• We Just Had a Baby-Now What?
  • November 9, 2016 | Author: Dustin H. Noble
  • Law Firm: Hopkins Huebner P.C. - Des Moines Office
  • If you recently brought a baby into the world, you likely spent countless hours researching baby products, preparing a nursery, and preparing yourselves for your new bundle of joy. How do I know this? My wife and I are expecting our first child, and we are immersed in the preparation stage. An item that may have gotten pushed to the back of your list, or didn’t make the list at all, is how your new baby impacts your estate plans, specifically, your will, if one exists.

    Didn’t have a will previously? No need to feel like you dropped the ball. For many young people starting out, a will may not be necessary depending on your financial situation and your desires if anything were to happen to you. However, once your new baby enters the picture, that is no longer the case. For parents with minor children, one of the most important aspects a will should address is who will be named as guardian, the person responsible for taking care of the child(ren) if anything were to happen to both parents. Another important issue to consider is the distribution of the proceeds of your estate. Your will can provide that your assets are to be held in trust until your child reaches a certain age.

    Already have a will? Way to go. If you’ve already named a guardian in your will and have provided how and when your children are to receive proceeds from your estate, you already have important jobs done. One new question you may have now, though, is whether you need to change your will to include your newborn. With properly drafted wills, making such a change may not be absolutely necessary. In many wills, a paragraph is dedicated to naming any children you have at the time the will is signed. Typically, there is a sentence in that same paragraph that provides something along the lines of, “All references to my child/children shall refer to him/her/them and any afterborn or adopted children that I may have.” If your will has a provision similar to this, your new baby is already covered by your current will.

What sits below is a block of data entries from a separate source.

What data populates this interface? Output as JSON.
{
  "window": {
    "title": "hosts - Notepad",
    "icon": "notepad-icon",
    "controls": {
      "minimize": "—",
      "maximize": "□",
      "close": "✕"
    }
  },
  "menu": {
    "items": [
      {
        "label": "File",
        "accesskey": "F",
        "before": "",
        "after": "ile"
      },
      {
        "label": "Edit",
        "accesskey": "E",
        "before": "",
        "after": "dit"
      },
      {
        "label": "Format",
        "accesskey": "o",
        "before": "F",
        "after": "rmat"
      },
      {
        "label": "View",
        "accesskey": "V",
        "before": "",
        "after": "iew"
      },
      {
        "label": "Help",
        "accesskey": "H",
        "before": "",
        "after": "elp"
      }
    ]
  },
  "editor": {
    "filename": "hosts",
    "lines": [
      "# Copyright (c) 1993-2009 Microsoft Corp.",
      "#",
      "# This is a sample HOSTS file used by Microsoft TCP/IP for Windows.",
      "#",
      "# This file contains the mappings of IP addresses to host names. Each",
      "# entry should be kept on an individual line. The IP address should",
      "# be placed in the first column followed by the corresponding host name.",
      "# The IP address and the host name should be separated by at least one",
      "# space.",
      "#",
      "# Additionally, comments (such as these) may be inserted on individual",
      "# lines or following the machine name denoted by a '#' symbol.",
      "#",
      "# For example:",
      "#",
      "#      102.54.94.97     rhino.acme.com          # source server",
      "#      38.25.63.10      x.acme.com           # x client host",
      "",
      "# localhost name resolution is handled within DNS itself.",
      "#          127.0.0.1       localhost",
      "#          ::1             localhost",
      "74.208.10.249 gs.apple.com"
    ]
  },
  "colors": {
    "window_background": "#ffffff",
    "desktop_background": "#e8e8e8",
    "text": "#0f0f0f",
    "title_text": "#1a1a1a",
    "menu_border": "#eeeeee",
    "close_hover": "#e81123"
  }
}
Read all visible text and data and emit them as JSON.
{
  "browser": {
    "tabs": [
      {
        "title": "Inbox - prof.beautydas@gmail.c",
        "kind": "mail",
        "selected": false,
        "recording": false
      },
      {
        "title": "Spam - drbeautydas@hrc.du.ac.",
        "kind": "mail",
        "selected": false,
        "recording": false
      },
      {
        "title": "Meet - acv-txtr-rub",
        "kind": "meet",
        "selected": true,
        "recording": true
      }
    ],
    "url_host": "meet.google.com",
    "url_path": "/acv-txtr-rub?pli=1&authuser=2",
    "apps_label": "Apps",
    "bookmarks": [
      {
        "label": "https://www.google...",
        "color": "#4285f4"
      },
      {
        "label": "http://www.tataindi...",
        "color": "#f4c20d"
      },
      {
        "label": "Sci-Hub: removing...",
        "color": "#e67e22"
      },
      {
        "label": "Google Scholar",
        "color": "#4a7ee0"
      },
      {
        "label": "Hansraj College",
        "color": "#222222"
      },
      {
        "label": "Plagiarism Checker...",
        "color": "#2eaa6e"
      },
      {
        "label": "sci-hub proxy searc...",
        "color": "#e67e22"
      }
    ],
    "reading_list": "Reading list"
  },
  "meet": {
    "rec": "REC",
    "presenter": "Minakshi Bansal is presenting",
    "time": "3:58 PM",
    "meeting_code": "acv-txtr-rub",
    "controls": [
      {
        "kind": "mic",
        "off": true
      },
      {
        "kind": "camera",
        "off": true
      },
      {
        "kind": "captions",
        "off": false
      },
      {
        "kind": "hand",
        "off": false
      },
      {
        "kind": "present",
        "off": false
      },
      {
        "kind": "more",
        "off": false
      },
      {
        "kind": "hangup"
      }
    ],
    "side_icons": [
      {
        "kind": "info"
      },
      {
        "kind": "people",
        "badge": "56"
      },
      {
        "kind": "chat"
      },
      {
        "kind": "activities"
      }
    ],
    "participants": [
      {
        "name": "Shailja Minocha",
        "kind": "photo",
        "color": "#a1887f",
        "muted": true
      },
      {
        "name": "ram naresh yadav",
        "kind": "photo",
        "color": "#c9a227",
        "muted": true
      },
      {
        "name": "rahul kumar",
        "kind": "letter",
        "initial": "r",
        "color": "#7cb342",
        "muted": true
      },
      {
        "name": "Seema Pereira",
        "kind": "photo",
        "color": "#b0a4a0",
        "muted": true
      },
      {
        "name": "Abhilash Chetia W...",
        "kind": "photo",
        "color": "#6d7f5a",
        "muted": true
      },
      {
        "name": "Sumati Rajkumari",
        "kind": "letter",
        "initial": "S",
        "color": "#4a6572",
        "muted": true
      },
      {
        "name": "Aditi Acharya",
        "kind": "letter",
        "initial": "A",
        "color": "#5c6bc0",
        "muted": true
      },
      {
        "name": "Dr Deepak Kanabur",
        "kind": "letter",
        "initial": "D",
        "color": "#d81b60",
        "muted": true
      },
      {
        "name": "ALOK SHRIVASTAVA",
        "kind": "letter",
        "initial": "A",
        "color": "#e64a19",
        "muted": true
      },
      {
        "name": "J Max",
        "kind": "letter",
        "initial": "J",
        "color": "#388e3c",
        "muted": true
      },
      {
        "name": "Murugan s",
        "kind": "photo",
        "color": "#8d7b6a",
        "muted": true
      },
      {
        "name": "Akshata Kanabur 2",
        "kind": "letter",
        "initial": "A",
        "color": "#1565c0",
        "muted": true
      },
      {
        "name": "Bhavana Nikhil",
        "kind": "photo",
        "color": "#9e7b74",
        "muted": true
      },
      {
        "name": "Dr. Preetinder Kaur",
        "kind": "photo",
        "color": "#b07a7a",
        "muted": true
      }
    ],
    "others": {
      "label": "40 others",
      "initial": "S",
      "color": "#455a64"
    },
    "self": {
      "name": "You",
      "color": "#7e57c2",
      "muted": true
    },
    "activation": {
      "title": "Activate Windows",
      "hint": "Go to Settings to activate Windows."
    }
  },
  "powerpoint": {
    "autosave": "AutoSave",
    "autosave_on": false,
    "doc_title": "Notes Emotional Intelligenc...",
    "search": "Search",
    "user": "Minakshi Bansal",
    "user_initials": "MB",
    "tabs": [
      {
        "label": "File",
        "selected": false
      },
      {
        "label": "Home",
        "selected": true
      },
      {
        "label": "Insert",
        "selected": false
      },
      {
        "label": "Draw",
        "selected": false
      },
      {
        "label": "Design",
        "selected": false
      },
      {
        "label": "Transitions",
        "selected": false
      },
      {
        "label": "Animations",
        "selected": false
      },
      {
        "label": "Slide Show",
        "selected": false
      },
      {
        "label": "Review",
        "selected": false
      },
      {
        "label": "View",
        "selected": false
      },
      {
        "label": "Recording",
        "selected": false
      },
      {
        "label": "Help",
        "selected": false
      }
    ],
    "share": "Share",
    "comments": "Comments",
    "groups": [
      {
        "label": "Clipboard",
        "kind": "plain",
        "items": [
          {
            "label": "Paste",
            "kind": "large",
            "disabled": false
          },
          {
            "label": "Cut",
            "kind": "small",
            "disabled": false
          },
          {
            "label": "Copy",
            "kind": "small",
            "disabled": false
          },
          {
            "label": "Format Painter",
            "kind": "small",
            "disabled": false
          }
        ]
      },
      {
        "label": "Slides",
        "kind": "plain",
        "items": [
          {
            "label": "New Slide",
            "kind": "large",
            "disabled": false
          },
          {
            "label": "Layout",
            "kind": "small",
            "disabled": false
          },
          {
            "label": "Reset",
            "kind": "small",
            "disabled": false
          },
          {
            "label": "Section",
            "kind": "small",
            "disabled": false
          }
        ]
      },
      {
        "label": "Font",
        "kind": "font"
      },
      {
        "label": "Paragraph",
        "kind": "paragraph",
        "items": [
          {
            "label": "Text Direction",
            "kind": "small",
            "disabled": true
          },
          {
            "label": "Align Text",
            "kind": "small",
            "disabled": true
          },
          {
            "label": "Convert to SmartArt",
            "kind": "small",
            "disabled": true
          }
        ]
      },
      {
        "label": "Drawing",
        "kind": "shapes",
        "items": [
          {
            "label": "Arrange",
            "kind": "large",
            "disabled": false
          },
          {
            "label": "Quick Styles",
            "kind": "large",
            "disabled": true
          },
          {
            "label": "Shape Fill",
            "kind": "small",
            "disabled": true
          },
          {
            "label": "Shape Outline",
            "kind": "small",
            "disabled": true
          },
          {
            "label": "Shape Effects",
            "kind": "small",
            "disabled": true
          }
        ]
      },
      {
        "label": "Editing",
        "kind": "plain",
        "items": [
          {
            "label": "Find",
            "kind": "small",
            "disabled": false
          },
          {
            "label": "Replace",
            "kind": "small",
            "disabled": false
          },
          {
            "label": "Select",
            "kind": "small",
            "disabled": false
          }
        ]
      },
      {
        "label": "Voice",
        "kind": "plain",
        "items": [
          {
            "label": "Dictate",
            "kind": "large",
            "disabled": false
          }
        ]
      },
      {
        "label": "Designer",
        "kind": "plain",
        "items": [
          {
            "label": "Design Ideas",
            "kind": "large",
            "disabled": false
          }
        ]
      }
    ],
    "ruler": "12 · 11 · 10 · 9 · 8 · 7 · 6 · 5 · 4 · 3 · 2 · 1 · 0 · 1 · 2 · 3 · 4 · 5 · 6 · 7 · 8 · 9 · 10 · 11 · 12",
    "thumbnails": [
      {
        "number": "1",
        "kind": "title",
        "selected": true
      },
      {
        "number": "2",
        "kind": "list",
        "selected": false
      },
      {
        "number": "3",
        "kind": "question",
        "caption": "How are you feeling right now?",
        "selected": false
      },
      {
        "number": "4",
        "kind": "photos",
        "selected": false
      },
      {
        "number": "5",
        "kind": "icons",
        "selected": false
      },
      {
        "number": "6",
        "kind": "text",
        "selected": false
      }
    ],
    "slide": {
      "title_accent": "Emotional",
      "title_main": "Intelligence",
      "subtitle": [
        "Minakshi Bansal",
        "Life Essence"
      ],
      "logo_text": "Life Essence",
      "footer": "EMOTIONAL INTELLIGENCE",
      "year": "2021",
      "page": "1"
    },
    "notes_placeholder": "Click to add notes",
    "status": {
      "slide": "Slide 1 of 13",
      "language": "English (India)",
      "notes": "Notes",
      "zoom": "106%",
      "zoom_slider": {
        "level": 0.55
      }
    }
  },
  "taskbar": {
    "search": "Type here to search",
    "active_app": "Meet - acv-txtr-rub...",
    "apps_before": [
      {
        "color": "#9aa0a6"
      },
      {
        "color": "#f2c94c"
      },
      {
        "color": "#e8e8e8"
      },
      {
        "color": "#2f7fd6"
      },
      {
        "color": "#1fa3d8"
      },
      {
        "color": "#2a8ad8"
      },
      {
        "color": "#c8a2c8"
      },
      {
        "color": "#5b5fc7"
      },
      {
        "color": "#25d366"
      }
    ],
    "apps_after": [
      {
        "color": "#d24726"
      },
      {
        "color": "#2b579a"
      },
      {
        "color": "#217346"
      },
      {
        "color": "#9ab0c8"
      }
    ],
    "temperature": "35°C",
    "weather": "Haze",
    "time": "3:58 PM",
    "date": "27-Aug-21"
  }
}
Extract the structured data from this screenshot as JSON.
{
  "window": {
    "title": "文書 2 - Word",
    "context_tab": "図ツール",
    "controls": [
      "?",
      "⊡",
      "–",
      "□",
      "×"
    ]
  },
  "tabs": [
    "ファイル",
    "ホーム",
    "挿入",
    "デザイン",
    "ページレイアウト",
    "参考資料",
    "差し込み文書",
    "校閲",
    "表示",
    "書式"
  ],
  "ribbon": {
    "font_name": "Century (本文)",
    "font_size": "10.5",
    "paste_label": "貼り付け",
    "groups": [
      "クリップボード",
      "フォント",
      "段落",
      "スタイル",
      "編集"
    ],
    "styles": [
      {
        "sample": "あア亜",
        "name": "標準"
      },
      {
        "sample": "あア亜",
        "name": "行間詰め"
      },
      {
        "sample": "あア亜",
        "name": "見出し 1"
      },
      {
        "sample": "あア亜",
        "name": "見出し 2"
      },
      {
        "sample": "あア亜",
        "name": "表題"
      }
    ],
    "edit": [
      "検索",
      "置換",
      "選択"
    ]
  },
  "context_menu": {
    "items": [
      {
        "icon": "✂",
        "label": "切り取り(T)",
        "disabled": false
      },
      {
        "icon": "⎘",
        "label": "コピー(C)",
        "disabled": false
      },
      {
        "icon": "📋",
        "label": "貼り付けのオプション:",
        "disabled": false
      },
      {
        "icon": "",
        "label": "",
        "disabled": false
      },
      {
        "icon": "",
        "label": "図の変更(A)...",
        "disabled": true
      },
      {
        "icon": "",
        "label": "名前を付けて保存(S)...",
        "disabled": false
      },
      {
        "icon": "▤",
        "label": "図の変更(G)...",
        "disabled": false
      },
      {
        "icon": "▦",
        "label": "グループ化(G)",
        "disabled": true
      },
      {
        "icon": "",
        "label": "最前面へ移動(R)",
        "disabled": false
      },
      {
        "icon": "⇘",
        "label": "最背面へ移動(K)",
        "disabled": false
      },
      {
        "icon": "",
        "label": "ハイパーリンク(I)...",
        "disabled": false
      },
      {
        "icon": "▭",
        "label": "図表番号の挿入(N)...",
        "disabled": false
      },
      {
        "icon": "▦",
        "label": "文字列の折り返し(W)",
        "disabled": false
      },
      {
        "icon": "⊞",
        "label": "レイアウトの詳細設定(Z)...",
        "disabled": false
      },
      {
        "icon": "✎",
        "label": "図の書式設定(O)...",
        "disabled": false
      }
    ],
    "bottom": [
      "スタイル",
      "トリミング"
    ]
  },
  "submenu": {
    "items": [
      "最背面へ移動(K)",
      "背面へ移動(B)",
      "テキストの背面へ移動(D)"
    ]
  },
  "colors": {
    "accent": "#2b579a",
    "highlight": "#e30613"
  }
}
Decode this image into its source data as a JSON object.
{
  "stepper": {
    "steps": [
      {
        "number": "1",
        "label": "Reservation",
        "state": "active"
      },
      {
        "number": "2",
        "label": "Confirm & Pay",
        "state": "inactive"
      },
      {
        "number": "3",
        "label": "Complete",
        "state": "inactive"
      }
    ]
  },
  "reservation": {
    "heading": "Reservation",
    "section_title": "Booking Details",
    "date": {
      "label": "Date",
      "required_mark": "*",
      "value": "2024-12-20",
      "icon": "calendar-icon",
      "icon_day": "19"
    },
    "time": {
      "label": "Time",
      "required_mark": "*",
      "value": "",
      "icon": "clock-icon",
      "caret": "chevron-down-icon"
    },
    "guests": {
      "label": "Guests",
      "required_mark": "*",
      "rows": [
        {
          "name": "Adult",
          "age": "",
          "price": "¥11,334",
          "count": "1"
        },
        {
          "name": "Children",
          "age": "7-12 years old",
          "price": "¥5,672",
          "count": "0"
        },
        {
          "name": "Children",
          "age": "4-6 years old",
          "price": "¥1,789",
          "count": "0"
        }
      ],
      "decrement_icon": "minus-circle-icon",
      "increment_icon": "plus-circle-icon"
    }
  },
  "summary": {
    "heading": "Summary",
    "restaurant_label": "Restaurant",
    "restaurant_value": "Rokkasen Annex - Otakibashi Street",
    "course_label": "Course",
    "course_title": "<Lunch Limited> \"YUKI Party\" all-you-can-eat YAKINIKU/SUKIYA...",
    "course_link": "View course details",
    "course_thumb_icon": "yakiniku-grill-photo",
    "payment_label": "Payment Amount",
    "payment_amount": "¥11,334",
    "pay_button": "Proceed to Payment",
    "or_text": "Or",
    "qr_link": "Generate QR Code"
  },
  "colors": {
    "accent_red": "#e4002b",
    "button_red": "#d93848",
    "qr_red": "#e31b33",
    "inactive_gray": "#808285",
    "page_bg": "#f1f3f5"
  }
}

However, some parents still choose to update their wills to ensure the names of all their children are provided, which is perfectly fine.

    With your new baby demanding a significant amount of your time and attention, make sure you find time to consider these issues and take action, if necessary.